Problem requirements:
Look through the material below and report every line that includes "title".

---------- Dataset extract ----------

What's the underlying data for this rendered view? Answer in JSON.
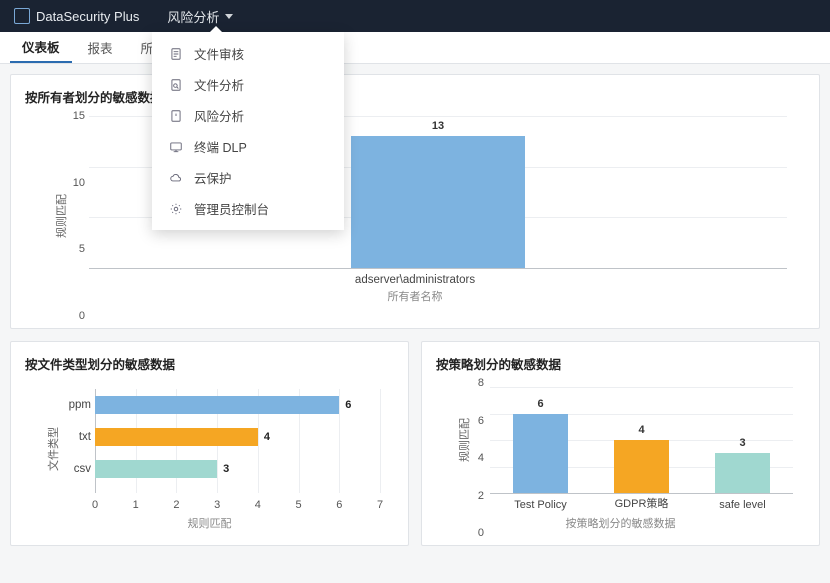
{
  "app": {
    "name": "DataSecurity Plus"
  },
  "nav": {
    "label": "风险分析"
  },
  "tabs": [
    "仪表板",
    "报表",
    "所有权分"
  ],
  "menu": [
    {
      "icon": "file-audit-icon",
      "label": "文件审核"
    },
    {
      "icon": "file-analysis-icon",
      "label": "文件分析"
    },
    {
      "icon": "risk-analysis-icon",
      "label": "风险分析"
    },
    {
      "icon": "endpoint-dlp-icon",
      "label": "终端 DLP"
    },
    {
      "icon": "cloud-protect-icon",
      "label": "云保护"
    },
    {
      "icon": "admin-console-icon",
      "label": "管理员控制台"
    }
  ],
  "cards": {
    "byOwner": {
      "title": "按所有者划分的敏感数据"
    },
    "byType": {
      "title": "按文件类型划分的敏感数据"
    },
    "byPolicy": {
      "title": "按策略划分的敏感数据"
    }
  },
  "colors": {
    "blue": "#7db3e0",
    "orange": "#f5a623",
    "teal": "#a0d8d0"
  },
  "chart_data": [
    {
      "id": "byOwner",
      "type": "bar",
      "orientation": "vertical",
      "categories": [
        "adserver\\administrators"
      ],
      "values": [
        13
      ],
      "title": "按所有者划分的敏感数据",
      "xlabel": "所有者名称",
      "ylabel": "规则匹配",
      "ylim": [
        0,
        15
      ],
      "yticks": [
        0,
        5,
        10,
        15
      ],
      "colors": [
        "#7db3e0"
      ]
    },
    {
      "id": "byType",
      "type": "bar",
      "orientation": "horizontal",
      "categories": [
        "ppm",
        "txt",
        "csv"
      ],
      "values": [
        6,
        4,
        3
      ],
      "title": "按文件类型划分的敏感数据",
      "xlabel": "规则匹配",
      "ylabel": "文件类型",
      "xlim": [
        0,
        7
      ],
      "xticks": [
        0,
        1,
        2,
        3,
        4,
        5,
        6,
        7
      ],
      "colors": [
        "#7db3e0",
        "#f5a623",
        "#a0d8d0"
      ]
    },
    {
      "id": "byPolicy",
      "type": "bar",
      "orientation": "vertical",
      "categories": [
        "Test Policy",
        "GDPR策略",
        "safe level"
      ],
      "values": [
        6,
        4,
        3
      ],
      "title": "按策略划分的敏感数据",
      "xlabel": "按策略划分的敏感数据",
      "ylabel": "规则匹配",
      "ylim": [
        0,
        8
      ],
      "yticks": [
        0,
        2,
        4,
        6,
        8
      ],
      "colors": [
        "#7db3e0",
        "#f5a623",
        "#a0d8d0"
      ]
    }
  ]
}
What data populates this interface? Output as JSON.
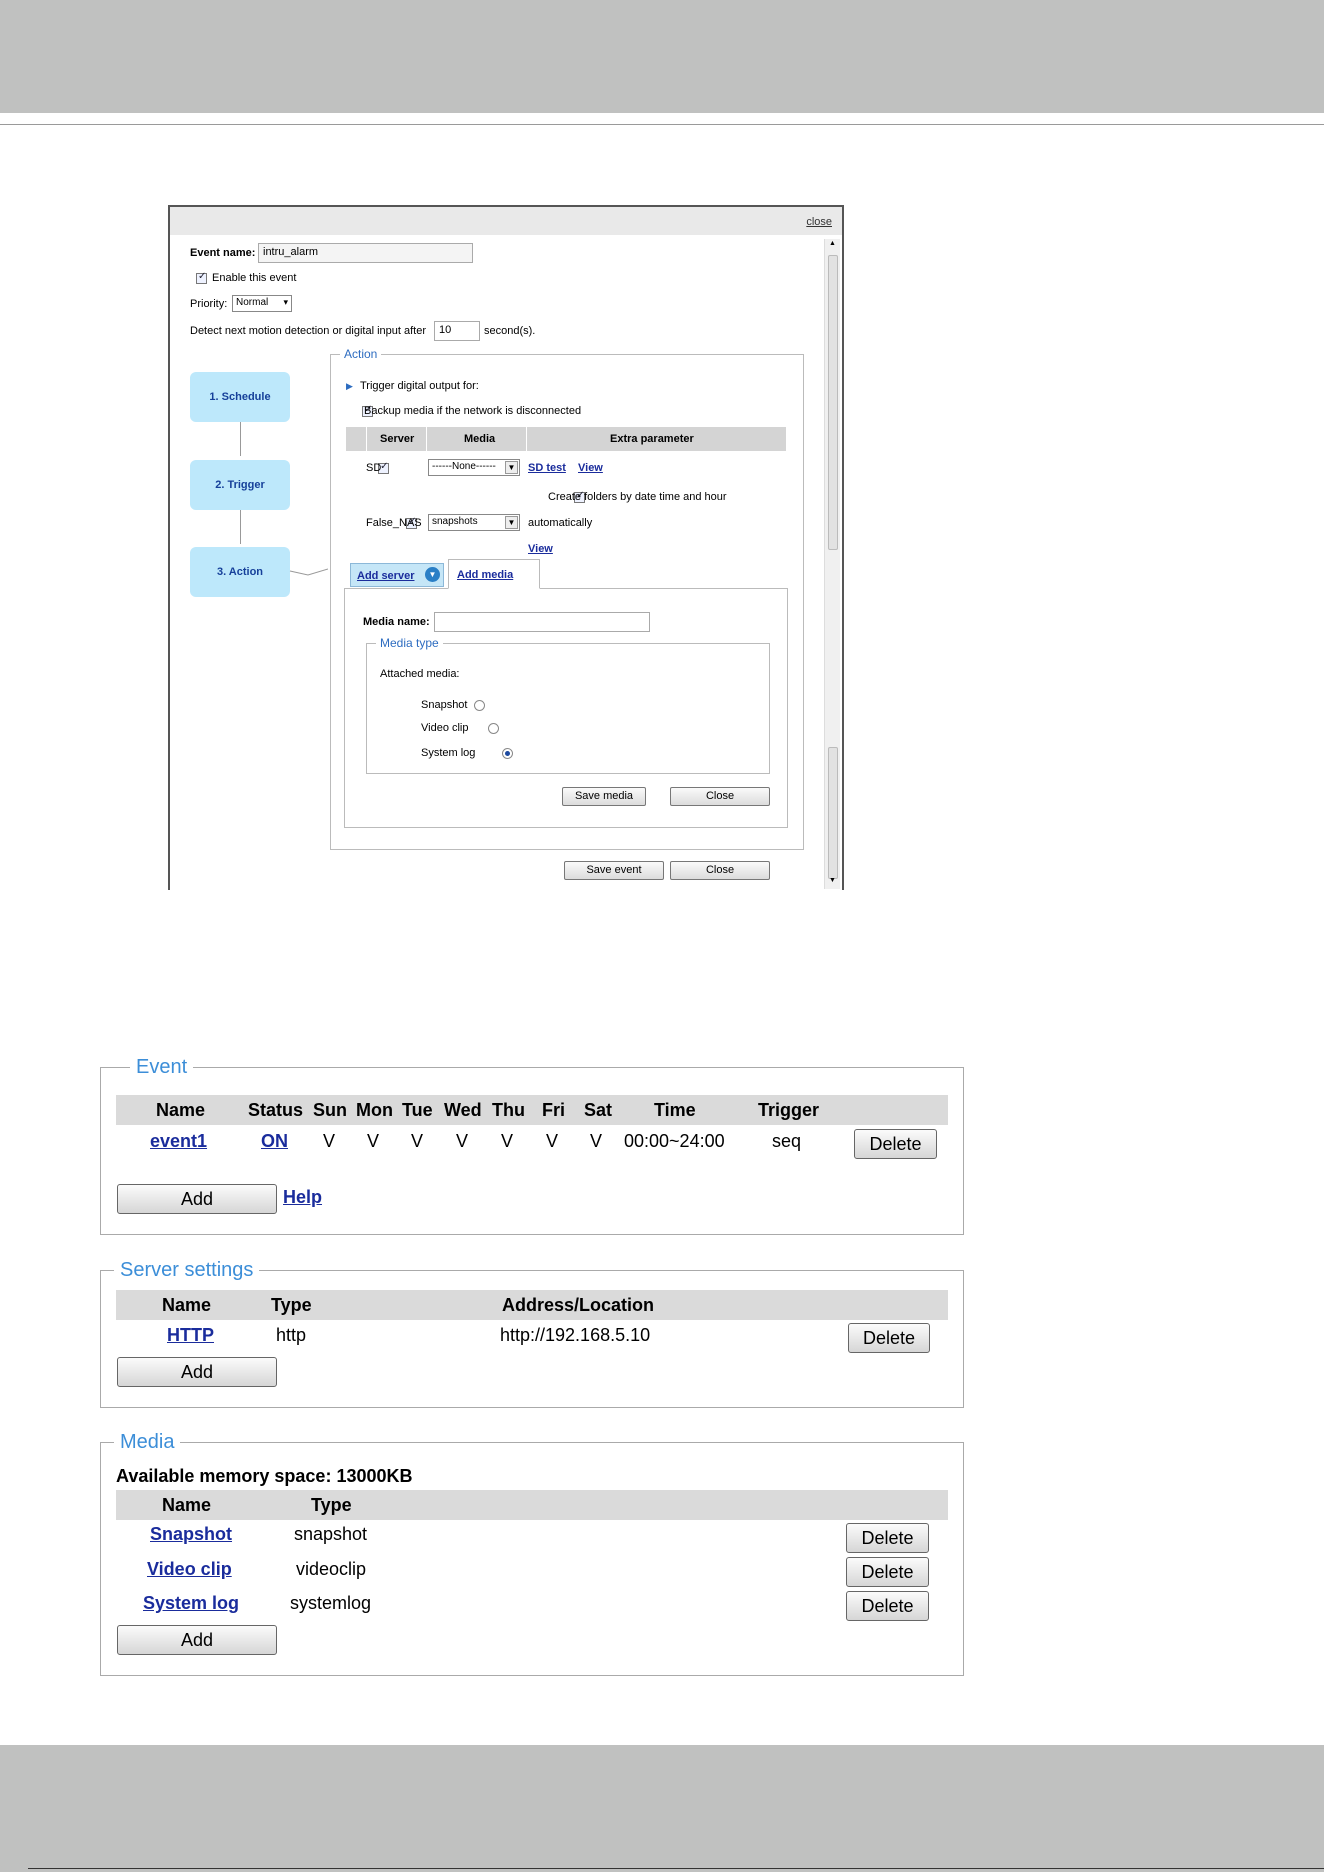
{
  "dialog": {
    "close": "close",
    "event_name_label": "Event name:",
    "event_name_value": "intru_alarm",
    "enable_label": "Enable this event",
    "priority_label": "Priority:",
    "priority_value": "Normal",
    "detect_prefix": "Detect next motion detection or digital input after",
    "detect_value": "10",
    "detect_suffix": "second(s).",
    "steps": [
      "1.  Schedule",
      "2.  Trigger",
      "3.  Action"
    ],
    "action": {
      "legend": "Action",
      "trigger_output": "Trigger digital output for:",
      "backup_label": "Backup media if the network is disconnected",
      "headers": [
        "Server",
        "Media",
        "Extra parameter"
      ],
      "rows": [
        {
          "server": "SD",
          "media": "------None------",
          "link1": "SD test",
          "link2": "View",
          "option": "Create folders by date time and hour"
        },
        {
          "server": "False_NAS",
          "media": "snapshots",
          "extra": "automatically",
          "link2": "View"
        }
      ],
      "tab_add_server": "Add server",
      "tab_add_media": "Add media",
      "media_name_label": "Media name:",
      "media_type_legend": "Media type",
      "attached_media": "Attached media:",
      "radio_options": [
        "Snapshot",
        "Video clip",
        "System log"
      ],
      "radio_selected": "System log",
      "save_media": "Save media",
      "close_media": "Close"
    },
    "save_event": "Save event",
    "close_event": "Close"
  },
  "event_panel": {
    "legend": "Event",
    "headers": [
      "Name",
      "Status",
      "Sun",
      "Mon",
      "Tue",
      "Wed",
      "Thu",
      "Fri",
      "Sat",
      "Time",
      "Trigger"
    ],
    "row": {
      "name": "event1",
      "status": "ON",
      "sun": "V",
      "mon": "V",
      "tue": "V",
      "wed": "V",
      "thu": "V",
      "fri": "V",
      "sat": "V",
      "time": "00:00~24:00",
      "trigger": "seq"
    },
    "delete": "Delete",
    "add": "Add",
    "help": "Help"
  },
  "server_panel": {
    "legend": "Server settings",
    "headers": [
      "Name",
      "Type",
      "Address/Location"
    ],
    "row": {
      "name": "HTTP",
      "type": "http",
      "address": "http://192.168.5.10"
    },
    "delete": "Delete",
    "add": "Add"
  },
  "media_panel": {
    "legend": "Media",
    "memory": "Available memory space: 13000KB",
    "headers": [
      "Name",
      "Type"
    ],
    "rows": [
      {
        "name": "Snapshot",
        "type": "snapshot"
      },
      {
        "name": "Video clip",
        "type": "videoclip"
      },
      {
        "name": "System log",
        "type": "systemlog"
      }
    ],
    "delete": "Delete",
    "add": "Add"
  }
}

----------
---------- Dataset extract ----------

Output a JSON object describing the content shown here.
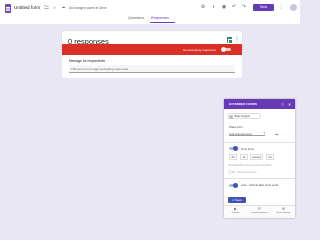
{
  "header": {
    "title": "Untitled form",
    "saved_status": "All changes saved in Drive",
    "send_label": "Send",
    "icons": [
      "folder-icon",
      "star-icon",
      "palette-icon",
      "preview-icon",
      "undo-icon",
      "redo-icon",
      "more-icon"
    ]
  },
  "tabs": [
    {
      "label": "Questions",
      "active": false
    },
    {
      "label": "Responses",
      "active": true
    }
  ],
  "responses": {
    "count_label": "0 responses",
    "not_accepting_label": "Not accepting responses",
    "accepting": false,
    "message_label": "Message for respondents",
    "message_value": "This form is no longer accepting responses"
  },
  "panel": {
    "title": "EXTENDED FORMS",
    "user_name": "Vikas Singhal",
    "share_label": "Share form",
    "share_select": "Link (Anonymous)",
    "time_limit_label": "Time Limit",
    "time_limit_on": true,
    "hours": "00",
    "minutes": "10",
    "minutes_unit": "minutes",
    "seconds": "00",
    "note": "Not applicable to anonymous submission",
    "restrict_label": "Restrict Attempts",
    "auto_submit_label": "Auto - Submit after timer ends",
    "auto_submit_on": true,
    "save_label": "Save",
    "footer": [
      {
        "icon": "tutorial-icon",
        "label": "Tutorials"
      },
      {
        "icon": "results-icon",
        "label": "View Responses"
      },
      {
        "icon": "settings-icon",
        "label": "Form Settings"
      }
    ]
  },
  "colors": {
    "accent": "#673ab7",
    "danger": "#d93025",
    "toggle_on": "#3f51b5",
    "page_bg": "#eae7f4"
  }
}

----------

Reply to the task:
      "title": "按所有者划分的敏感数据"
      "title": "按文件类型划分的敏感数据"
      "title": "按策略划分的敏感数据"
      "title": "按所有者划分的敏感数据",
      "title": "按文件类型划分的敏感数据",
      "title": "按策略划分的敏感数据",
    "title": "Untitled form",
    "title": "EXTENDED FORMS",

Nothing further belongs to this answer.